Rafa Benitez is destined for failure at Real Madrid
Just this past week, Carlo Ancelotti was relieved of his job as Real Madrid manager despite winning four trophies in two years including the La Decima. We all knew it was likely to happen given the expectations of President Fiorentino Perez … Continue reading
Just this past week, Carlo Ancelotti was relieved of his job as Real Madrid manager despite winning four trophies in two years including the La Decima.
We all knew it was likely to happen given the expectations of President Fiorentino Perez and the board that the club needs to win major silverware every season. However, what has come as a surprise to many is the name that has come out top of the favorites list to replace Ancelotti at the helm – Rafa Benitez.
The Spaniard announced that he will be leaving Italian side Napoli after the expiration of his contract this summer stating that he wanted to “move closer to his family”.
He is now almost certain to take the reins at the club he began his managerial career at in the 1990′s after vice president Eduardo Fernandez de Blas inadvertently revealed the club’s intention to hire Benitez with an announcement likely to happen this week.
Which brings me to ask, why in the world would Madrid sack Ancelotti for Benitez?
This man hasn’t done anything overly significant since 2005 when he won the UEFA Champions League for Liverpool. Yes, he won the Europa League with Chelsea, Supercoppa Italiana with Inter and the FA Cup with Liverpool since 2005. But really? Is that worthy of putting him into one of the two toughest soccer jobs in the world.
I’m sure that’s not what attracted Perez to put him down as next manager for Madrid.
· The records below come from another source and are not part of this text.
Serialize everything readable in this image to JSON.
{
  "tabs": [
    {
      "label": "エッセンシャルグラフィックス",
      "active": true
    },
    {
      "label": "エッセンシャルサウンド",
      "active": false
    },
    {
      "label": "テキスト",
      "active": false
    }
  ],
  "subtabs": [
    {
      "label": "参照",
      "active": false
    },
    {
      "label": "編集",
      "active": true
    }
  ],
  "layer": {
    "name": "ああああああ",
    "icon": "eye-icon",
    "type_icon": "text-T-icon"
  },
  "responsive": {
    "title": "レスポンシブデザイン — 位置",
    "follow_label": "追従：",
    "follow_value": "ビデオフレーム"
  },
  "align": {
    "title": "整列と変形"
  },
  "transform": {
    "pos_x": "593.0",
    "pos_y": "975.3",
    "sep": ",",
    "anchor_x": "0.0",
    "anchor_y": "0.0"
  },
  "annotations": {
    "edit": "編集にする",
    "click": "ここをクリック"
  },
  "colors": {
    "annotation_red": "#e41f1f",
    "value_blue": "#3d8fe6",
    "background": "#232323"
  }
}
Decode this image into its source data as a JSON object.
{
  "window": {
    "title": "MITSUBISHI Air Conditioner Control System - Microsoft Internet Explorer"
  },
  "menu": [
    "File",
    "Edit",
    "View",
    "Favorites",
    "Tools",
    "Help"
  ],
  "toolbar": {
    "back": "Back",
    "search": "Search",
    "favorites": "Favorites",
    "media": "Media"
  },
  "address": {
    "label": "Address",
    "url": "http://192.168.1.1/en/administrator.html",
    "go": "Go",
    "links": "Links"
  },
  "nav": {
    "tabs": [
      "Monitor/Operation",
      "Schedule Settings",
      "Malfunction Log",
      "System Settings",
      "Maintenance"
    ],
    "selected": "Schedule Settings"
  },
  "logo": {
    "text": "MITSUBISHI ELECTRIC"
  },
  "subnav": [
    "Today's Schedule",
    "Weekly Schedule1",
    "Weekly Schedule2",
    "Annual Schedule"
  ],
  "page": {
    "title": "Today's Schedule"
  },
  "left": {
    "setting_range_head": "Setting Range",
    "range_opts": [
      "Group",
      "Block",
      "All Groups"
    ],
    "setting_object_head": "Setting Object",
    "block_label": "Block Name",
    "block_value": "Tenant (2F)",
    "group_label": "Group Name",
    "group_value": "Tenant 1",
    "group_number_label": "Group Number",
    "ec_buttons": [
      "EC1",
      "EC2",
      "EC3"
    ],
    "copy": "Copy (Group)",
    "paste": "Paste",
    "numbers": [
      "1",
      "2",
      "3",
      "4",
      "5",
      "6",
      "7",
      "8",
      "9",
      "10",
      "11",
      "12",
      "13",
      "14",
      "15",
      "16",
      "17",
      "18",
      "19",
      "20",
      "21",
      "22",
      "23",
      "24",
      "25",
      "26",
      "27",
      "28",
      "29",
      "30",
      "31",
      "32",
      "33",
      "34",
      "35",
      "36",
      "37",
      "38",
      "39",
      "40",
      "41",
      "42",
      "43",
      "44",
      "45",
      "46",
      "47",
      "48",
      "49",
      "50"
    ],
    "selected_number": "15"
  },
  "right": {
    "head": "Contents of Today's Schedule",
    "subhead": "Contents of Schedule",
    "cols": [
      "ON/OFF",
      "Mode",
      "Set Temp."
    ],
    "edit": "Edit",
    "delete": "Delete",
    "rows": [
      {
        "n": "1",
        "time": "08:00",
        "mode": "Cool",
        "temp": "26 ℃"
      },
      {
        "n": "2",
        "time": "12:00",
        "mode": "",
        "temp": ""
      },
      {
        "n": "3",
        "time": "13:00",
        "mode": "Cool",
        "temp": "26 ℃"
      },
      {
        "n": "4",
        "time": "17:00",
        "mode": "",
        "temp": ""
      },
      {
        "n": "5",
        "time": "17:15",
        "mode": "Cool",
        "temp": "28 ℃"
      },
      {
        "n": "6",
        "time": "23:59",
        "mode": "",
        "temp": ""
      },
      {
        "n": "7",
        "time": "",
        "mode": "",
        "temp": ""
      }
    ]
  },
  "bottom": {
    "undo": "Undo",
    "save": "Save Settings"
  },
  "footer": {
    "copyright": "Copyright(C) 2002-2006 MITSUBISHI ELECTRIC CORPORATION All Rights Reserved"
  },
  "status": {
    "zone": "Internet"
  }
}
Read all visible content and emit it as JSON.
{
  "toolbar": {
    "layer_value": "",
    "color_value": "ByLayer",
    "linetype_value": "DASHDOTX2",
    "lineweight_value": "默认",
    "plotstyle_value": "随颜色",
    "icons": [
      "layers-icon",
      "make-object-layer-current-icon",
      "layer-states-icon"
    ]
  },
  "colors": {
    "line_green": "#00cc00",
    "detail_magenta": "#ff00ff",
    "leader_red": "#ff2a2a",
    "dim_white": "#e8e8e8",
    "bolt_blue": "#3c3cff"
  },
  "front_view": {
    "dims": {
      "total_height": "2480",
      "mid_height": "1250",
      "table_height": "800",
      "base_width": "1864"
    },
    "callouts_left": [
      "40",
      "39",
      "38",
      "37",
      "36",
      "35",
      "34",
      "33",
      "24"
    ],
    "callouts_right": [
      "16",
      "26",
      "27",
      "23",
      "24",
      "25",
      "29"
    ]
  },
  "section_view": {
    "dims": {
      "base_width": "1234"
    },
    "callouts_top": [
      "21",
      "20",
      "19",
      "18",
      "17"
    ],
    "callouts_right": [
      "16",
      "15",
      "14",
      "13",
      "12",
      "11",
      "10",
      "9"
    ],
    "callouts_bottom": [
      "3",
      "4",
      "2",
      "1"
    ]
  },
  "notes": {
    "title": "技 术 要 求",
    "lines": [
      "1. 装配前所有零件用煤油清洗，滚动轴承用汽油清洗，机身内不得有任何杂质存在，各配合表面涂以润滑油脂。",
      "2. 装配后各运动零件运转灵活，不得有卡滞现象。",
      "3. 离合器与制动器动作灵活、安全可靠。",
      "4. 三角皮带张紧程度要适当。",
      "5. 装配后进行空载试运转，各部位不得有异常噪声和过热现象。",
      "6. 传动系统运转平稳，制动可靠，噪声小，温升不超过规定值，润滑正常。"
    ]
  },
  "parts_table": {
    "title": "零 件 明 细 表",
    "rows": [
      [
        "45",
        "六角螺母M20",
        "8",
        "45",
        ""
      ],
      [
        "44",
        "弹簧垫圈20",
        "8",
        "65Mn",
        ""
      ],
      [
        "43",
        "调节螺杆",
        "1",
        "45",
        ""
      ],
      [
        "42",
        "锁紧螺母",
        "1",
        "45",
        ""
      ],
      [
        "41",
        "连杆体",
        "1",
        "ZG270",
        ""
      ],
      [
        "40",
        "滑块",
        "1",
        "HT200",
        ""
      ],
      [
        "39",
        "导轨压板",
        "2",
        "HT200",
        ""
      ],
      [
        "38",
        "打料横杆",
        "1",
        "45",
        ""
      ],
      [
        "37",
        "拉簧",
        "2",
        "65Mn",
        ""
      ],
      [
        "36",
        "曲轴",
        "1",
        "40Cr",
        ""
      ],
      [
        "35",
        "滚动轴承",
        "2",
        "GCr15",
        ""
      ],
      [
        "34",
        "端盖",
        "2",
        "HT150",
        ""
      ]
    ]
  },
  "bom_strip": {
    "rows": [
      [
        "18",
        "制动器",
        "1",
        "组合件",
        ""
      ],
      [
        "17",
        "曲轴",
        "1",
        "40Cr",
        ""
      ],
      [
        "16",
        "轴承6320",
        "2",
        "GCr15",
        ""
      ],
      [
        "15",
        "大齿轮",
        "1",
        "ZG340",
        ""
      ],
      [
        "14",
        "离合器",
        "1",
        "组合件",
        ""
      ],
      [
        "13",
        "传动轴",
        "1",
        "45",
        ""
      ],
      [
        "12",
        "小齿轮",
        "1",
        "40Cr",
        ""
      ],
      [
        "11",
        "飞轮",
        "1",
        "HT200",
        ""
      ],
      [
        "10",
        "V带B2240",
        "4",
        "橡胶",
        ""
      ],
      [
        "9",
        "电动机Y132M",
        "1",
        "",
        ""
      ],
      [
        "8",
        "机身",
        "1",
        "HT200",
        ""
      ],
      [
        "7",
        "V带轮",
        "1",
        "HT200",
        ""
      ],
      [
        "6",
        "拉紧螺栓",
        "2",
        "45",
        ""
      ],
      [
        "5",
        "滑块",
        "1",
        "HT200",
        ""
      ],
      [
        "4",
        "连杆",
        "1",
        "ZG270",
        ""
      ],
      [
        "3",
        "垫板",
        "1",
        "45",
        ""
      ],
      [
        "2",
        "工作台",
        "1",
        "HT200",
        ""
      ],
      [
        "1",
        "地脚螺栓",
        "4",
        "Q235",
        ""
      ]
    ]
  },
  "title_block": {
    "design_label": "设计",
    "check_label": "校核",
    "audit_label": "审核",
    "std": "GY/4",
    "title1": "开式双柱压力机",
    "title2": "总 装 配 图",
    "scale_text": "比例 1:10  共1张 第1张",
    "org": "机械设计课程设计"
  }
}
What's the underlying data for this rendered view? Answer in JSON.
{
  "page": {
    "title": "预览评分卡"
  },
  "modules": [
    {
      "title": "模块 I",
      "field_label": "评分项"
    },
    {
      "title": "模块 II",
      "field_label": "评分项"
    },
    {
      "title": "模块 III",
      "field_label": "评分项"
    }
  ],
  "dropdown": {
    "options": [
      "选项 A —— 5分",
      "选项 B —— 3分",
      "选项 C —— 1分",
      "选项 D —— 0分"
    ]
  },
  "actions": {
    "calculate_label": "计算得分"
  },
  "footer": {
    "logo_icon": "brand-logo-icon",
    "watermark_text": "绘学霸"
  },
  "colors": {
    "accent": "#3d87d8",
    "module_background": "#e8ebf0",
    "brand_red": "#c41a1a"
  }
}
Compared to the Los Blancos’ last two managers Jose Mourinho and the aforementioned Ancelotti who came to Madrid off the back of successful campaigns at Internazionale and Paris Saint Germain respectively, you’d find that Benitez in contrast has won absolutely nothing this year and couldn’t even qualify his side for the UEFA Champions League after losing 4-2 at home to Lazio on Sunday.
So what really is special about this man whose tenure began Inter’s demise and also was a failure at Liverpool in domestic competitions?
Even at Napoli, where they won an Italian Cup and Super Cup in his first year, he hasn’t improved on that at all. Instead, He’s taken them from second to fifth in the league after spending upwards of £100m.
Perez has said he prefers someone who speaks Spanish but speaking the local language cannot be the ultimate requirement can it?
Manuel Pellegrini spoke Spanish but he was still sacked despite leading Madrid to a record points total in the league (with admittedly no trophies to speak of).
On strictly football terms, it’s hard to make out anything Benitez does better than Ancelotti.
He’s not on the same level with the Italian and I don’t think he’s good enough to stop Barcelona from dominating again next season.
He has also fallen out with a couple of his own players in the past: Xabi Alonso, Albert Riera, Ryan Babel and Marco Materazzi to name a few.
The most recent example is John Terry, who he believed could not handle a full 90 minutes of action every week.
Meanwhile, Terry has gone on to play almost every league game for the past two season’s under Mourinho and every minute of their title winning campaign this year.
“One person said I couldn’t play twice in a week. He knows who he is. I’m still here, still fighting,” Terry said on Sky television after the Blues sealed the title at home to Crystal Palace.
Who knows what might happen if Benitez and Cristiano Ronaldo do not get along well.
Benitez isn’t a poor coach at all, having won two La liga titles before at Valencia in 2001-02 and 2003-04, which are impressive achievements but he hasn’t won a league title since then and when you consider his recent adventures, he shouldn’t be getting a job at a club of Real Madrid’s caliber.
If Perez and co are going to be satisfied with winning the odd Spanish Cup or Super Cup trophy then Benitez could turn out to be a great appointment.
Otherwise, we may be speaking about another managerial sacking at the Santiago Bernabeu around this time next year.